Issue No. 02 - Feb. (2016 vol. 42)
Sira Vegas , Escuela Técnica Superior de Ingenieros Informáticos, Universidad Politécnica de Madrid, Boadilla del Monte, Madrid, Spain
Cecilia Apa , Instituto de Computación, Facultad de Ingeniería, Montevideo, Uruguay
Natalia Juristo , Escuela Técnica Superior de Ingenieros Informáticos, Universidad Politécnica de Madrid, Boadilla del Monte, Madrid, Spain
In experiments with crossover design subjects apply more than one treatment. Crossover designs are widespread in software engineering experimentation: they require fewer subjects and control the variability among subjects. However, some researchers disapprove of crossover designs. The main criticisms are: the carryover threat and its troublesome analysis. Carryover is the persistence of the effect of one treatment when another treatment is applied later. It may invalidate the results of an experiment. Additionally, crossover designs are often not properly designed and/or analysed, limiting the validity of the results. In this paper, we aim to make SE researchers aware of the perils of crossover experiments and provide risk avoidance good practices. We study how another discipline (medicine) runs crossover experiments. We review the SE literature and discuss which good practices tend not to be adhered to, giving advice on how they should be applied in SE experiments. We illustrate the concepts discussed analysing a crossover experiment that we have run. We conclude that crossover experiments can yield valid results, provided they are properly designed and analysed, and that, if correctly addressed, carryover is no worse than other validity threats.
Software engineering, Animals, Atmospheric measurements, Particle measurements, Psychology, US Government agencies, Information processing

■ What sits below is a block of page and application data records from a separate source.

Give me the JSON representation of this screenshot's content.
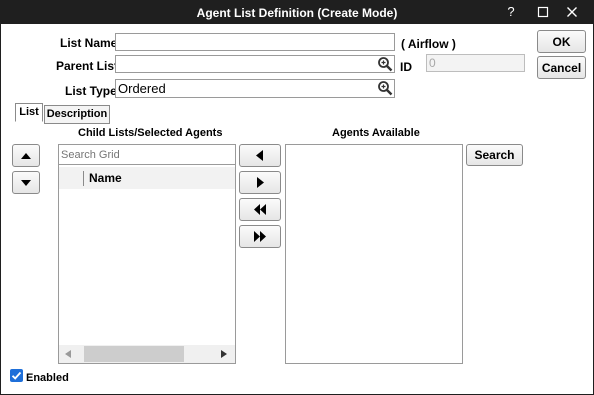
{
  "window": {
    "title": "Agent List Definition (Create Mode)",
    "help_label": "?"
  },
  "form": {
    "list_name_label": "List Name",
    "list_name_value": "",
    "list_name_suffix": "( Airflow )",
    "parent_list_label": "Parent List",
    "parent_list_value": "",
    "id_label": "ID",
    "id_value": "0",
    "list_type_label": "List Type",
    "list_type_value": "Ordered"
  },
  "buttons": {
    "ok": "OK",
    "cancel": "Cancel",
    "search": "Search"
  },
  "tabs": [
    {
      "label": "List",
      "active": true
    },
    {
      "label": "Description",
      "active": false
    }
  ],
  "child_lists": {
    "heading": "Child Lists/Selected Agents",
    "search_placeholder": "Search Grid",
    "column_header": "Name",
    "rows": []
  },
  "agents_available": {
    "heading": "Agents Available",
    "rows": []
  },
  "enabled": {
    "label": "Enabled",
    "checked": true
  },
  "colors": {
    "titlebar": "#1f1f1f",
    "checkbox": "#1e6fd9"
  }
}
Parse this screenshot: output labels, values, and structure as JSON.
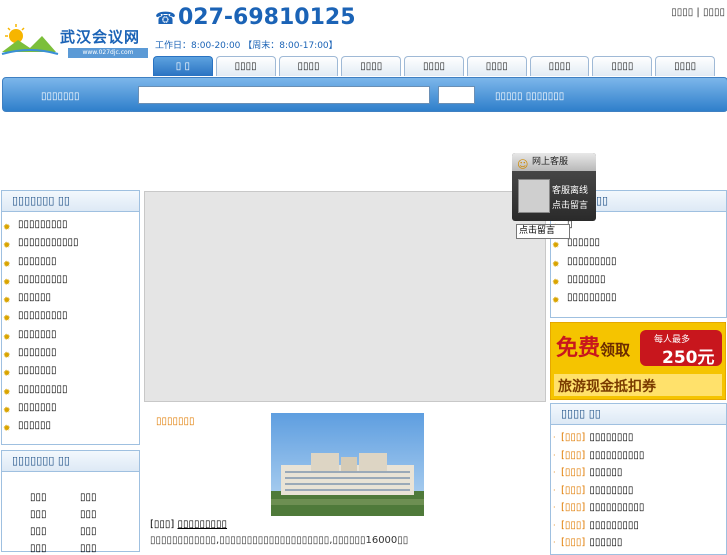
{
  "header": {
    "logo_text": "武汉会议网",
    "logo_url": "www.027djc.com",
    "phone": "027-69810125",
    "hours": "工作日：8:00-20:00 【周末：8:00-17:00】",
    "top_links": [
      "▯▯▯▯",
      "▯▯▯▯"
    ],
    "top_sep": "|"
  },
  "nav": {
    "tabs": [
      "▯ ▯",
      "▯▯▯▯",
      "▯▯▯▯",
      "▯▯▯▯",
      "▯▯▯▯",
      "▯▯▯▯",
      "▯▯▯▯",
      "▯▯▯▯",
      "▯▯▯▯"
    ],
    "active_index": 0
  },
  "search": {
    "label": "▯▯▯▯▯▯▯",
    "input_value": "",
    "button_label": "",
    "right_text": "▯▯▯▯▯ ▯▯▯▯▯▯▯"
  },
  "left_panel_1": {
    "title": "▯▯▯▯▯▯▯ ▯▯",
    "items": [
      "▯▯▯▯▯▯▯▯▯",
      "▯▯▯▯▯▯▯▯▯▯▯",
      "▯▯▯▯▯▯▯",
      "▯▯▯▯▯▯▯▯▯",
      "▯▯▯▯▯▯",
      "▯▯▯▯▯▯▯▯▯",
      "▯▯▯▯▯▯▯",
      "▯▯▯▯▯▯▯",
      "▯▯▯▯▯▯▯",
      "▯▯▯▯▯▯▯▯▯",
      "▯▯▯▯▯▯▯",
      "▯▯▯▯▯▯"
    ]
  },
  "left_panel_2": {
    "title": "▯▯▯▯▯▯▯ ▯▯",
    "items": [
      "▯▯▯",
      "▯▯▯",
      "▯▯▯",
      "▯▯▯",
      "▯▯▯",
      "▯▯▯",
      "▯▯▯",
      "▯▯▯"
    ]
  },
  "center": {
    "hotel_title": "▯▯▯▯▯▯▯",
    "hotel_tag": "[▯▯▯]",
    "hotel_link": "▯▯▯▯▯▯▯▯▯",
    "hotel_desc": "▯▯▯▯▯▯▯▯▯▯▯▯,▯▯▯▯▯▯▯▯▯▯▯▯▯▯▯▯▯▯▯▯,▯▯▯▯▯▯16000▯▯"
  },
  "customer_service": {
    "title": "网上客服",
    "line1": "客服离线",
    "line2": "点击留言",
    "tooltip": "点击留言"
  },
  "right_panel_1": {
    "title": "▯▯",
    "items": [
      "▯",
      "▯▯▯▯▯▯",
      "▯▯▯▯▯▯▯▯▯",
      "▯▯▯▯▯▯▯",
      "▯▯▯▯▯▯▯▯▯"
    ]
  },
  "ad": {
    "big": "免费",
    "big2": "领取",
    "each": "每人最多",
    "amount": "250元",
    "sub": "旅游现金抵扣券"
  },
  "right_panel_2": {
    "title": "▯▯▯▯ ▯▯",
    "tag": "[▯▯▯]",
    "items": [
      "▯▯▯▯▯▯▯▯",
      "▯▯▯▯▯▯▯▯▯▯",
      "▯▯▯▯▯▯",
      "▯▯▯▯▯▯▯▯",
      "▯▯▯▯▯▯▯▯▯▯",
      "▯▯▯▯▯▯▯▯▯",
      "▯▯▯▯▯▯"
    ]
  },
  "colors": {
    "brand_blue": "#1b63b6",
    "accent_orange": "#e07b00",
    "searchbar_blue": "#2f7fcb"
  }
}
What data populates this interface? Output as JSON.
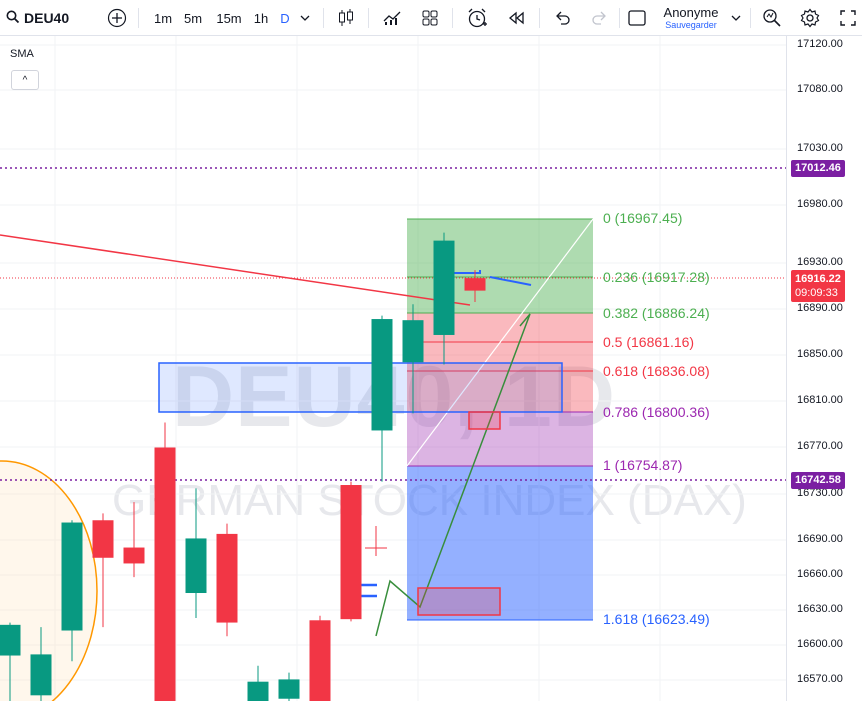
{
  "toolbar": {
    "symbol": "DEU40",
    "intervals": [
      "1m",
      "5m",
      "15m",
      "1h",
      "D"
    ],
    "active_interval": "D",
    "user_name": "Anonyme",
    "save_label": "Sauvegarder",
    "icons": [
      "search-icon",
      "add-symbol-icon",
      "interval-chevron-icon",
      "candles-icon",
      "indicators-icon",
      "layouts-icon",
      "alert-icon",
      "replay-icon",
      "undo-icon",
      "redo-icon",
      "fullscreen-square-icon",
      "account-chevron-icon",
      "quick-search-icon",
      "settings-icon",
      "fullscreen-icon"
    ]
  },
  "legend": {
    "indicator": "SMA",
    "collapse_glyph": "^"
  },
  "watermark": {
    "symbol_text": "DEU40, 1D",
    "description": "GERMAN STOCK INDEX (DAX)"
  },
  "price_scale": {
    "ticks": [
      "17120.00",
      "17080.00",
      "17030.00",
      "16980.00",
      "16930.00",
      "16890.00",
      "16850.00",
      "16810.00",
      "16770.00",
      "16730.00",
      "16690.00",
      "16660.00",
      "16630.00",
      "16600.00",
      "16570.00"
    ],
    "labels": [
      {
        "text": "17012.46",
        "color": "#7b1fa2"
      },
      {
        "text": "16916.22",
        "sub": "09:09:33",
        "color": "#f23645"
      },
      {
        "text": "16742.58",
        "color": "#7b1fa2"
      }
    ]
  },
  "fibonacci": {
    "levels": [
      {
        "text": "0 (16967.45)",
        "color": "#4caf50"
      },
      {
        "text": "0.236 (16917.28)",
        "color": "#4caf50"
      },
      {
        "text": "0.382 (16886.24)",
        "color": "#4caf50"
      },
      {
        "text": "0.5 (16861.16)",
        "color": "#f23645"
      },
      {
        "text": "0.618 (16836.08)",
        "color": "#f23645"
      },
      {
        "text": "0.786 (16800.36)",
        "color": "#9c27b0"
      },
      {
        "text": "1 (16754.87)",
        "color": "#9c27b0"
      },
      {
        "text": "1.618 (16623.49)",
        "color": "#2962ff"
      }
    ]
  },
  "colors": {
    "up": "#089981",
    "down": "#f23645",
    "accent": "#2962ff",
    "purple": "#7b1fa2"
  },
  "chart_data": {
    "type": "candlestick",
    "symbol": "DEU40",
    "interval": "1D",
    "ylim": [
      16555,
      17140
    ],
    "candles": [
      {
        "o": 16595,
        "h": 16624,
        "l": 16550,
        "c": 16622
      },
      {
        "o": 16560,
        "h": 16620,
        "l": 16550,
        "c": 16596
      },
      {
        "o": 16617,
        "h": 16714,
        "l": 16590,
        "c": 16712
      },
      {
        "o": 16714,
        "h": 16720,
        "l": 16620,
        "c": 16681
      },
      {
        "o": 16690,
        "h": 16730,
        "l": 16664,
        "c": 16676
      },
      {
        "o": 16778,
        "h": 16800,
        "l": 16545,
        "c": 16545
      },
      {
        "o": 16650,
        "h": 16742,
        "l": 16628,
        "c": 16698
      },
      {
        "o": 16702,
        "h": 16711,
        "l": 16612,
        "c": 16624
      },
      {
        "o": 16550,
        "h": 16586,
        "l": 16540,
        "c": 16572
      },
      {
        "o": 16557,
        "h": 16580,
        "l": 16540,
        "c": 16574
      },
      {
        "o": 16626,
        "h": 16630,
        "l": 16548,
        "c": 16552
      },
      {
        "o": 16745,
        "h": 16748,
        "l": 16625,
        "c": 16627
      },
      {
        "o": 16793,
        "h": 16894,
        "l": 16748,
        "c": 16891
      },
      {
        "o": 16853,
        "h": 16904,
        "l": 16808,
        "c": 16890
      },
      {
        "o": 16877,
        "h": 16967,
        "l": 16851,
        "c": 16960
      },
      {
        "o": 16927,
        "h": 16934,
        "l": 16906,
        "c": 16916
      }
    ]
  }
}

S. Vegas, C. Apa and N. Juristo, "Crossover Designs in Software Engineering Experiments: Benefits and Perils," in IEEE Transactions on Software Engineering, vol. 42, no. 2, pp. 120-135, 2016.